Special detail here is given to Harrison's six wives, including his fourth wife Rachel Roberts' suicide and the death of Kay Kendall from leukemia, a disease she never knew she had, since Harrison had kept it from her even on her deathbed. Also given special treatment is Harrison's involvement in the suicide of his mistress, starlet Carole Landis, where the scandal forced him to flee Hollywood and almost destroyed his career.
But Harrison goes on after the scandal to continue being a major star, he goes from Stage to films and finally to the role that would be his landmark, Henry Higgins in "My Fair Lady"
But despite the fact that Harrison is revealed as a most unpleasant man, Walker does not ignore the truimphs of this brilliant actor, he is quick to point out that Harrison was one of the greatest high comedy actors of his time.

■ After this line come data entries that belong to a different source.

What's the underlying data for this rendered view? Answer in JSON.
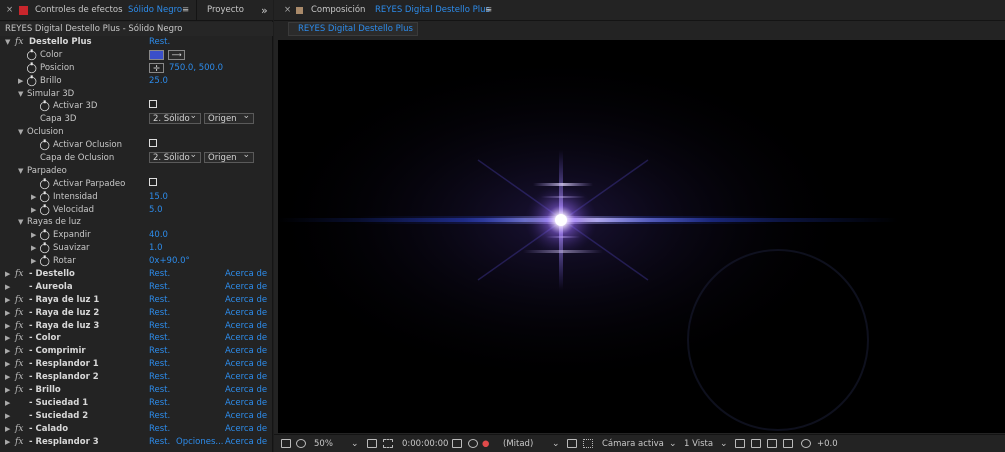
{
  "left_tabs": {
    "close_x": "×",
    "panel_title": "Controles de efectos",
    "layer_name": "Sólido Negro",
    "menu_glyph": "≡",
    "project_tab": "Proyecto",
    "overflow_glyph": "»"
  },
  "subheader": "REYES Digital Destello Plus - Sólido Negro",
  "effect": {
    "name": "Destello Plus",
    "reset": "Rest.",
    "color_label": "Color",
    "color_value": "#3a4fc9",
    "position_label": "Posicion",
    "position_value": "750.0, 500.0",
    "brightness_label": "Brillo",
    "brightness_value": "25.0",
    "sim3d_label": "Simular 3D",
    "activate3d_label": "Activar 3D",
    "layer3d_label": "Capa 3D",
    "layer3d_value": "2. Sólido",
    "layer3d_origin": "Origen",
    "occlusion_label": "Oclusion",
    "activate_occ_label": "Activar Oclusion",
    "occ_layer_label": "Capa de Oclusion",
    "occ_layer_value": "2. Sólido",
    "occ_origin": "Origen",
    "flicker_label": "Parpadeo",
    "activate_flicker_label": "Activar Parpadeo",
    "intensity_label": "Intensidad",
    "intensity_value": "15.0",
    "speed_label": "Velocidad",
    "speed_value": "5.0",
    "rays_label": "Rayas de luz",
    "expand_label": "Expandir",
    "expand_value": "40.0",
    "soften_label": "Suavizar",
    "soften_value": "1.0",
    "rotate_label": "Rotar",
    "rotate_value": "0x+90.0°"
  },
  "effects_list": [
    {
      "name": "- Destello",
      "reset": "Rest.",
      "about": "Acerca de"
    },
    {
      "name": "- Aureola",
      "reset": "Rest.",
      "about": "Acerca de"
    },
    {
      "name": "- Raya de luz 1",
      "reset": "Rest.",
      "about": "Acerca de"
    },
    {
      "name": "- Raya de luz 2",
      "reset": "Rest.",
      "about": "Acerca de"
    },
    {
      "name": "- Raya de luz 3",
      "reset": "Rest.",
      "about": "Acerca de"
    },
    {
      "name": "- Color",
      "reset": "Rest.",
      "about": "Acerca de"
    },
    {
      "name": "- Comprimir",
      "reset": "Rest.",
      "about": "Acerca de"
    },
    {
      "name": "- Resplandor 1",
      "reset": "Rest.",
      "about": "Acerca de"
    },
    {
      "name": "- Resplandor 2",
      "reset": "Rest.",
      "about": "Acerca de"
    },
    {
      "name": "- Brillo",
      "reset": "Rest.",
      "about": "Acerca de"
    },
    {
      "name": "- Suciedad 1",
      "reset": "Rest.",
      "about": "Acerca de"
    },
    {
      "name": "- Suciedad 2",
      "reset": "Rest.",
      "about": "Acerca de"
    },
    {
      "name": "- Calado",
      "reset": "Rest.",
      "about": "Acerca de"
    },
    {
      "name": "- Resplandor 3",
      "reset": "Rest.",
      "options": "Opciones...",
      "about": "Acerca de"
    }
  ],
  "right_tabs": {
    "close_x": "×",
    "panel_title": "Composición",
    "comp_name": "REYES Digital Destello Plus",
    "menu_glyph": "≡",
    "viewer_tab": "REYES Digital Destello Plus"
  },
  "bottom_bar": {
    "zoom": "50%",
    "timecode": "0:00:00:00",
    "resolution": "(Mitad)",
    "camera": "Cámara activa",
    "views": "1 Vista",
    "exposure": "+0.0"
  },
  "colors": {
    "accent": "#2d8ceb",
    "flare_core": "#ffffff",
    "flare_glow": "#8a5cff"
  }
}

Great bio on a great star.
Alexander Walker brilliantly reveals the Harrison behind the charm as an arrogant, difficult, spoilt egotistical actor. But what is not lost is Harrison's triumphs on stage and screen, which is given as much detail as his volatile personality.
Very revealing insight.
Most Helpful Customer Reviews on Amazon.com (beta)
While his cruel personality detracts any love for the man from me, it does not tarnish the fact that he was a very gifted performer. Alexander Walker did his homework in bringing Harrison's tempestious and volatile personality to life and also bringing his achievements and make us understand that while he was hated by many personally, he was loved professionally by the audience.
But as Alexander Walker shows, it was not as rosy behind the image. Walker traces the actor's life from his beginnings in Liverpool, to his disastrous debut on the English stage. Throughout the 1920s and 1930s, Harrison would begin to cultivate his image as the lovable scoundrel which would become his trademark on stage and screen, and to a slightly different extent, in real life. He attained stardom playing these types of roles in the 1940s, and his success led him to Hollywood and to Broadway.
Walker spares nothing as he tells the story of Harrison's six marriages (Colette Thomas, Lilli Palmer, Kay Kendall, Rachel Roberts, Elizabeth Rees-Williams, and Mercia Tinker) as well as the affair with Carole Landis, who's suicide almost wrecked Harrison's career and forced him to flee from Hollywood, only to triumph on Broadway in ANNE OF THE THOUSAND DAYS (his Hollywood career was not hurt in the process). Throughout it all, Harrison lived the life on an absolute monarch. He was arrogant, egotistical and volatile, but what is not lost here is the undeniable talent that made him the master of high comedy.